A United States (US) warplane shot down an Iranian-made drone operated by pro-regime forces in southern Syria early Tuesday, officials said, in the latest incident in rising tensions between the two sides.
It comes days after a US warplane shot down a Syrian government fighter jet in the north of the country, prompting a furious reaction from Russia.
Moscow has now suspended an incident hotline intended to prevent confrontations in Syria's crowded air space, and warned it could consider US-led coalition planes “targets”.
The rising tensions prompted Australia to announce it was suspending its participation in air missions over Syria as part of the US-led coalition fighting the militant Islamic State group.
In Tuesday's incident, the US-led coalition said an F-15E Strike Eagle jet destroyed an armed Shahed-129 drone in the early hours of the morning as it neared the Al-Tanaf base along Syria's eastern border.
“It displayed hostile intent and advanced on Coalition forces,” the statement said.
A US military official told AFP the drone was “on a run toward our folks to drop a munition on them” and was shot down in self-defence.
US presence 'illegal': Russia
Coalition forces are using the Al-Tanaf base by Syria's borders with Jordan and Iraq to train anti-jihadist Syrian fighters and stage attacks against IS.
But their presence there has led to a series of confrontations with pro-regime forces, including on June 8 when a US plane also downed a drone after it dropped munitions near Al-Tanaf.
That incident followed two others involving US fire against pro-regime forces on the ground as they came close to the garrison.
Tensions have also flared between US forces and the Syrian regime further north, where the coalition is supporting an alliance of Kurdish and Arab fighters battling to oust IS from the city of Raqa.
On Sunday, a US fighter jet downed a Syrian government warplane for the first time in the country's conflict south of Raqa, sparking an angry reaction from regime ally Russia.

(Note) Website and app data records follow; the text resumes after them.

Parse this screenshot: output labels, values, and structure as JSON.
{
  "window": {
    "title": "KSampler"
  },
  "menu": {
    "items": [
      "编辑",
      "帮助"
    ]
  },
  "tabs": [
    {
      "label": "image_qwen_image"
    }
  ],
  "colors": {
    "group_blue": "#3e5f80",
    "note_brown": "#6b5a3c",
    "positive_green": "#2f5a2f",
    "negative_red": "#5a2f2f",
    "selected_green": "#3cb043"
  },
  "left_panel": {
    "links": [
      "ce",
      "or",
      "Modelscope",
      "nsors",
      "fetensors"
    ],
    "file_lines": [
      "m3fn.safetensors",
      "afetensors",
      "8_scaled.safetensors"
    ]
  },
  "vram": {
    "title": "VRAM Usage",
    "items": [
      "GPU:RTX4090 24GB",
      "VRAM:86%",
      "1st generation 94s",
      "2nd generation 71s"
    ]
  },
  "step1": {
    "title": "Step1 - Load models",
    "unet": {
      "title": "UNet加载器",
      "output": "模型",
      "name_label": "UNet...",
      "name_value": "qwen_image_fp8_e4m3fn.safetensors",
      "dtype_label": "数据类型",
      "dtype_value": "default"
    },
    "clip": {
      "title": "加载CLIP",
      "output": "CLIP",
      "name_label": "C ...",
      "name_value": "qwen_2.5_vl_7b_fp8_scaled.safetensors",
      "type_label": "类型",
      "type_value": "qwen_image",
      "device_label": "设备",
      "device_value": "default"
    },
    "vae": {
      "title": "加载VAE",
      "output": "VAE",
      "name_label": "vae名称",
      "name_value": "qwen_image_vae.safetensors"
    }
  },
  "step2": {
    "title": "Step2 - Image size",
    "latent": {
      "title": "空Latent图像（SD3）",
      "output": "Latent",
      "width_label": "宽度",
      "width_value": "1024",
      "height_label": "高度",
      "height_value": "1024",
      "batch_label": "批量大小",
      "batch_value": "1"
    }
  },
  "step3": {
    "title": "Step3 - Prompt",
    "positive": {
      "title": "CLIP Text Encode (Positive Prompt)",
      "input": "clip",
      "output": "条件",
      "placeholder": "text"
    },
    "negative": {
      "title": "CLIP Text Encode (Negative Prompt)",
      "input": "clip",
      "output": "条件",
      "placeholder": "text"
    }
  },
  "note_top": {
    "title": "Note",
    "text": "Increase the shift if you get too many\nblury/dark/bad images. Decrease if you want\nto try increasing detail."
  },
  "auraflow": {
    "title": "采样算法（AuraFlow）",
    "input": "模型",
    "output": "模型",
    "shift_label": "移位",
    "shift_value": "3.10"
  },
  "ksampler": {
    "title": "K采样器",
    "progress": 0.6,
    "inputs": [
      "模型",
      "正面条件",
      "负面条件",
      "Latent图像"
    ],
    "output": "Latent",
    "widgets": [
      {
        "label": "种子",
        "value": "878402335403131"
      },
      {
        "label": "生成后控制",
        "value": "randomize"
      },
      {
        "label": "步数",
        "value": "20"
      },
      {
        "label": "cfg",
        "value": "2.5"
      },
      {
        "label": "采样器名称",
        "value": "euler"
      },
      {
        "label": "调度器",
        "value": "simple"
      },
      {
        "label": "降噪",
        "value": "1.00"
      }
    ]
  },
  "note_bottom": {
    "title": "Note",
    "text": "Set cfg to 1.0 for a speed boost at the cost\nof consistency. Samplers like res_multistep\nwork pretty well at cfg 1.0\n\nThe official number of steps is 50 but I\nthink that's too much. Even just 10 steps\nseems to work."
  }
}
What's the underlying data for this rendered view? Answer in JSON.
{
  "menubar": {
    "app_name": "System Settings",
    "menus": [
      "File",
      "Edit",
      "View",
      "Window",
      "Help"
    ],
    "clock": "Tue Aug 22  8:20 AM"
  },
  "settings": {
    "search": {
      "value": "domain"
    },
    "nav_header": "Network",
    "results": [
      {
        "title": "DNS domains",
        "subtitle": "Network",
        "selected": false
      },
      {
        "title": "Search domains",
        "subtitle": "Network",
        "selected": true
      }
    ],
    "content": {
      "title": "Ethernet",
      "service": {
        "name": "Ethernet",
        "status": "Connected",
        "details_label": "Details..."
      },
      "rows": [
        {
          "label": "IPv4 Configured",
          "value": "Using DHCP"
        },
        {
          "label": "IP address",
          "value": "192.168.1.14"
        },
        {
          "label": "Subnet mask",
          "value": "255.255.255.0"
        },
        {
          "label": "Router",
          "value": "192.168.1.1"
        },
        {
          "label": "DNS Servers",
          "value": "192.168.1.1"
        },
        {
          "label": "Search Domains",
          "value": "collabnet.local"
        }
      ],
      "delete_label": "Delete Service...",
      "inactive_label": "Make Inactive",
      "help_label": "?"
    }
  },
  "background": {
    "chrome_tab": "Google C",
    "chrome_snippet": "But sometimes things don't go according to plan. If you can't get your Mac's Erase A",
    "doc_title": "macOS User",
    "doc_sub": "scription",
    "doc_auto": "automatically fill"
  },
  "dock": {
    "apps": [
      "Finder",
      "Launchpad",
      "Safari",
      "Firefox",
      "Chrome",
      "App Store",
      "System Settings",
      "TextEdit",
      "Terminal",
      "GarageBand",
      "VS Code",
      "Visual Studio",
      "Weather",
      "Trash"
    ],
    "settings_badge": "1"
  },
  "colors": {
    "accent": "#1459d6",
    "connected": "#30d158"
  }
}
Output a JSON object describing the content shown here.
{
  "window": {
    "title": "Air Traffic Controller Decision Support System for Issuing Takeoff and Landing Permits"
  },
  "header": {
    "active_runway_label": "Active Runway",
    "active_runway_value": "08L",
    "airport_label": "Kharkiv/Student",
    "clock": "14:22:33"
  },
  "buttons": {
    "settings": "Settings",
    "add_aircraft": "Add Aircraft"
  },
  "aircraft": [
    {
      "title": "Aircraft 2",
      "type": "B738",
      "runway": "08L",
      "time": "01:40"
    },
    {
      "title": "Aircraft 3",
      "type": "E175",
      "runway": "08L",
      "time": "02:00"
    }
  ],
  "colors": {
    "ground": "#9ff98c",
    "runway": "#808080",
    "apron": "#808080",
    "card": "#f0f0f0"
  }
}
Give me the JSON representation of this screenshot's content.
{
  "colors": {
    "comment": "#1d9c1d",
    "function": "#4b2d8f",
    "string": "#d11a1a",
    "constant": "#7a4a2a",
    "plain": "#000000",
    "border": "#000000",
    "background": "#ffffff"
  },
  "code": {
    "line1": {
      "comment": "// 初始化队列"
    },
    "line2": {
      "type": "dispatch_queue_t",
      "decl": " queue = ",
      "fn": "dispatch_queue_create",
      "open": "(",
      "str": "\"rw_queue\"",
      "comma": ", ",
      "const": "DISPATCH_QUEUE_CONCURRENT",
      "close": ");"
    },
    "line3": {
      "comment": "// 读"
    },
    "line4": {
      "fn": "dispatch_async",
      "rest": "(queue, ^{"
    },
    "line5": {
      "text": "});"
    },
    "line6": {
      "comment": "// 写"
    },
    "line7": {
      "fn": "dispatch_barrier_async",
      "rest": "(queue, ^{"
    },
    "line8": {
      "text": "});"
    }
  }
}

Moscow said it was suspending an incident hotline set up two years ago and warned that it would consider international aircraft operating in central Syria “aerial targets.”
Washington said it would “work diplomatically and militarily... to reestablish deconfliction” but Moscow continued to take a hard line Tuesday even before the latest incident.
“It is absolutely illegal,” Russia's Deputy Foreign Minister Mikhail Bogdanov said Tuesday of the presence of American forces in Syria.
“There has been neither a Security Council decision, nor a request from the official authorities of the Syrian Arab Republic as a sovereign state,” Russia's Interfax news reported.
Risk of escalation
The growing tensions come as the coalition supports the Kurdish-Arab Syrian Democratic Forces (SDF) fighting to take Raqa from IS.
The SDF now control four neighbourhoods in the city, and on Tuesday also advanced along its southern outskirts, moving closer to completely encircling Raqa.
Syria's government is not involved in the operation and is instead looking further east to the largely IS-held oil-rich province of Deir Ezzor.
Its forces are moving on three fronts, south of Raqa city, through the central Badia desert region, and along the eastern border.
And it is on the Raqa and eastern border fronts where the advances have brought the regime into conflict with US-led forces.
On June 9, despite the series of engagements with US forces at Al-Tanaf, the regime skirted around the base to arrive at the Iraqi border for the first time since 2015.
The move effectively blocks international forces and their local partners in the garrison, and prevents them from themselves advancing towards Deir Ezzor.
Despite the increasing number of incidents, analysts say neither Syria's regime nor Washington currently wants a major confrontation.
“It doesn't look like anyone currently intends to deliberately escalate further, but when you've got these little skirmishes... the risk is that you can end up in an escalation by accident,” said Sam Heller, a Syria expert at The Century Foundation.
More than 320,000 people have been killed since Syria's conflict began with anti-government demonstrations in March 2011.
It has became a complex war drawing in multiple foreign players, including Russia, which launched a military campaign to support the regime in 2015 that has helped the government recapture large swathes of territory.